### REQUIRED ACTION
Could you output each line below precisely as it stands, without the images?

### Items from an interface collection
○ ○ ○ ○
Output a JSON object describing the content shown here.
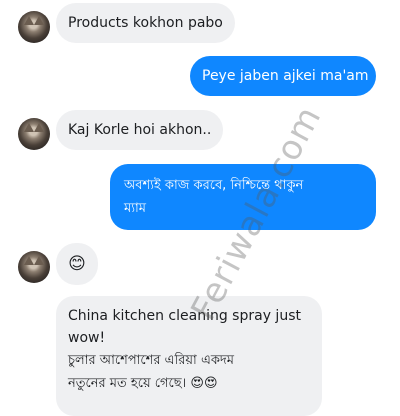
{
  "messages": [
    {
      "side": "in",
      "text": "Products kokhon pabo"
    },
    {
      "side": "out",
      "text": "Peye jaben ajkei ma'am"
    },
    {
      "side": "in",
      "text": "Kaj Korle hoi akhon.."
    },
    {
      "side": "out",
      "text": "অবশ্যই কাজ করবে, নিশ্চিন্তে থাকুন ম্যাম",
      "line1": "অবশ্যই কাজ করবে, নিশ্চিন্তে থাকুন",
      "line2": "ম্যাম"
    },
    {
      "side": "in",
      "text": "😊"
    },
    {
      "side": "in",
      "line1": "China kitchen cleaning spray just",
      "line2": "wow!",
      "line3": "চুলার আশেপাশের এরিয়া একদম",
      "line4": "নতুনের মত হয়ে গেছে। 😍😍"
    }
  ],
  "watermark": "Feriwala.com",
  "colors": {
    "incoming_bubble": "#eff0f2",
    "outgoing_bubble": "#0f87ff",
    "text_dark": "#1c1e21"
  }
}
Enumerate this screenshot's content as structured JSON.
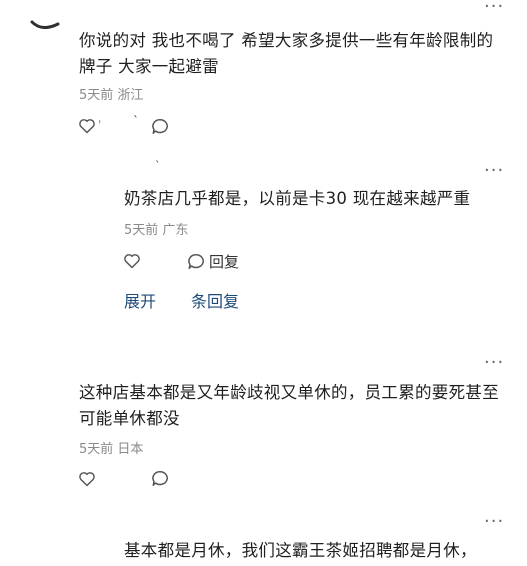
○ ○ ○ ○
### SOLVED PROBLEM
Output a JSON object describing the content shown here.
{
  "messages": [
    {
      "side": "in",
      "text": "Products kokhon pabo"
    },
    {
      "side": "out",
      "text": "Peye jaben ajkei ma'am"
    },
    {
      "side": "in",
      "text": "Kaj Korle hoi akhon.."
    },
    {
      "side": "out",
      "text": "অবশ্যই কাজ করবে, নিশ্চিন্তে থাকুন ম্যাম",
      "line1": "অবশ্যই কাজ করবে, নিশ্চিন্তে থাকুন",
      "line2": "ম্যাম"
    },
    {
      "side": "in",
      "text": "😊"
    },
    {
      "side": "in",
      "line1": "China kitchen cleaning spray just",
      "line2": "wow!",
      "line3": "চুলার আশেপাশের এরিয়া একদম",
      "line4": "নতুনের মত হয়ে গেছে। 😍😍"
    }
  ],
  "watermark": "Feriwala.com",
  "colors": {
    "incoming_bubble": "#eff0f2",
    "outgoing_bubble": "#0f87ff",
    "text_dark": "#1c1e21"
  }
}
Enumerate this screenshot's content as structured JSON.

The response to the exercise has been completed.